Work to be completed
Without the pictures, can you quote each line below exactly?

[Opening Given data section]

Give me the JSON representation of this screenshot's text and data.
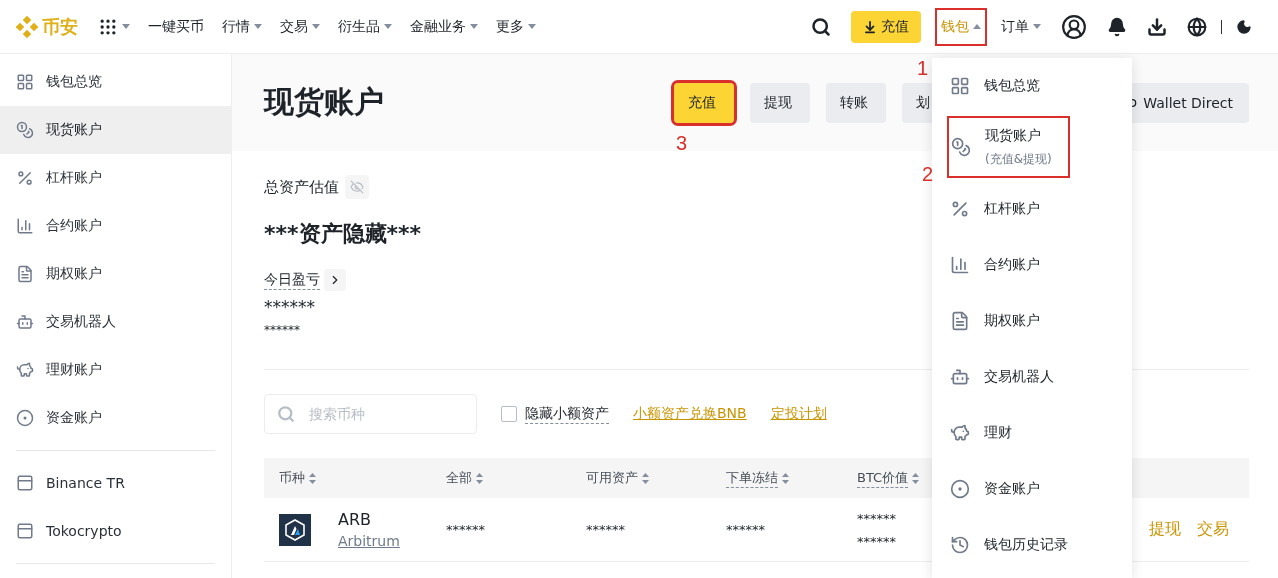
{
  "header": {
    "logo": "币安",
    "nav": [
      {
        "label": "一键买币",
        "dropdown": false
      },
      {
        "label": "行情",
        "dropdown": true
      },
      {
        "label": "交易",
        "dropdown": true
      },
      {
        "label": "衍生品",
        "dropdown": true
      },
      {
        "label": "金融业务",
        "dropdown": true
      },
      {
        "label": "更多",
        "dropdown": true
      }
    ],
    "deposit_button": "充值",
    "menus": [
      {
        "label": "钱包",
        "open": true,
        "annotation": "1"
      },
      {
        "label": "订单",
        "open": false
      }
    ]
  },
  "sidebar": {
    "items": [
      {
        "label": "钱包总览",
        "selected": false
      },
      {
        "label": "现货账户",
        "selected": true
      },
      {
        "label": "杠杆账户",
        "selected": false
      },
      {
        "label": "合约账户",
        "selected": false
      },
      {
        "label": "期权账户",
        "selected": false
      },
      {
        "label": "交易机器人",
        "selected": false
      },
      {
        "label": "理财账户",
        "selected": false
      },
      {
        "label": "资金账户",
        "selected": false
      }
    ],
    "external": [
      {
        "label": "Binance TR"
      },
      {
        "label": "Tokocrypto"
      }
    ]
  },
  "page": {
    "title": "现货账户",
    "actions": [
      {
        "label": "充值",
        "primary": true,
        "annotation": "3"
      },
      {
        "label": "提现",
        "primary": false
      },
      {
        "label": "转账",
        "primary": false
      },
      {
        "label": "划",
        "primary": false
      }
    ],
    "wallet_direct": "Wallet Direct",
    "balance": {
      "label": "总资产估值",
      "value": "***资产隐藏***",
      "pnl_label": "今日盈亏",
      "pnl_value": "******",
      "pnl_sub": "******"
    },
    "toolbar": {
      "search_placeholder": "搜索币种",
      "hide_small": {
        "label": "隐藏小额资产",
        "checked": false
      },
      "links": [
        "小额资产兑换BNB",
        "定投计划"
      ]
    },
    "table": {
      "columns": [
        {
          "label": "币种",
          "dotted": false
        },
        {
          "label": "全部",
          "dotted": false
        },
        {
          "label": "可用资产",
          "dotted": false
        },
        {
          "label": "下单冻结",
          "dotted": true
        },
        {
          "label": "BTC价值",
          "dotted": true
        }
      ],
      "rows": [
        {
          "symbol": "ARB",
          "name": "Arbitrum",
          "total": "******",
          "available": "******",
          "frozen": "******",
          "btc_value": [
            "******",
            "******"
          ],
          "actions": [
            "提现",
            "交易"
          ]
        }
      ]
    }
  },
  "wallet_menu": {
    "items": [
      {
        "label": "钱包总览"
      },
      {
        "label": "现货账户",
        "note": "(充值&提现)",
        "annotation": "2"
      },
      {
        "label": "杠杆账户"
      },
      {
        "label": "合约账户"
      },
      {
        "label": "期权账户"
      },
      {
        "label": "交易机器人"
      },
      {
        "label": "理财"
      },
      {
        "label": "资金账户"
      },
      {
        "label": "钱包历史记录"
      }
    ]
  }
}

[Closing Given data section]

Completed exercise
Give me the JSON representation of this screenshot's text and data.
{
  "header": {
    "logo": "币安",
    "nav": [
      {
        "label": "一键买币",
        "dropdown": false
      },
      {
        "label": "行情",
        "dropdown": true
      },
      {
        "label": "交易",
        "dropdown": true
      },
      {
        "label": "衍生品",
        "dropdown": true
      },
      {
        "label": "金融业务",
        "dropdown": true
      },
      {
        "label": "更多",
        "dropdown": true
      }
    ],
    "deposit_button": "充值",
    "menus": [
      {
        "label": "钱包",
        "open": true,
        "annotation": "1"
      },
      {
        "label": "订单",
        "open": false
      }
    ]
  },
  "sidebar": {
    "items": [
      {
        "label": "钱包总览",
        "selected": false
      },
      {
        "label": "现货账户",
        "selected": true
      },
      {
        "label": "杠杆账户",
        "selected": false
      },
      {
        "label": "合约账户",
        "selected": false
      },
      {
        "label": "期权账户",
        "selected": false
      },
      {
        "label": "交易机器人",
        "selected": false
      },
      {
        "label": "理财账户",
        "selected": false
      },
      {
        "label": "资金账户",
        "selected": false
      }
    ],
    "external": [
      {
        "label": "Binance TR"
      },
      {
        "label": "Tokocrypto"
      }
    ]
  },
  "page": {
    "title": "现货账户",
    "actions": [
      {
        "label": "充值",
        "primary": true,
        "annotation": "3"
      },
      {
        "label": "提现",
        "primary": false
      },
      {
        "label": "转账",
        "primary": false
      },
      {
        "label": "划",
        "primary": false
      }
    ],
    "wallet_direct": "Wallet Direct",
    "balance": {
      "label": "总资产估值",
      "value": "***资产隐藏***",
      "pnl_label": "今日盈亏",
      "pnl_value": "******",
      "pnl_sub": "******"
    },
    "toolbar": {
      "search_placeholder": "搜索币种",
      "hide_small": {
        "label": "隐藏小额资产",
        "checked": false
      },
      "links": [
        "小额资产兑换BNB",
        "定投计划"
      ]
    },
    "table": {
      "columns": [
        {
          "label": "币种",
          "dotted": false
        },
        {
          "label": "全部",
          "dotted": false
        },
        {
          "label": "可用资产",
          "dotted": false
        },
        {
          "label": "下单冻结",
          "dotted": true
        },
        {
          "label": "BTC价值",
          "dotted": true
        }
      ],
      "rows": [
        {
          "symbol": "ARB",
          "name": "Arbitrum",
          "total": "******",
          "available": "******",
          "frozen": "******",
          "btc_value": [
            "******",
            "******"
          ],
          "actions": [
            "提现",
            "交易"
          ]
        }
      ]
    }
  },
  "wallet_menu": {
    "items": [
      {
        "label": "钱包总览"
      },
      {
        "label": "现货账户",
        "note": "(充值&提现)",
        "annotation": "2"
      },
      {
        "label": "杠杆账户"
      },
      {
        "label": "合约账户"
      },
      {
        "label": "期权账户"
      },
      {
        "label": "交易机器人"
      },
      {
        "label": "理财"
      },
      {
        "label": "资金账户"
      },
      {
        "label": "钱包历史记录"
      }
    ]
  }
}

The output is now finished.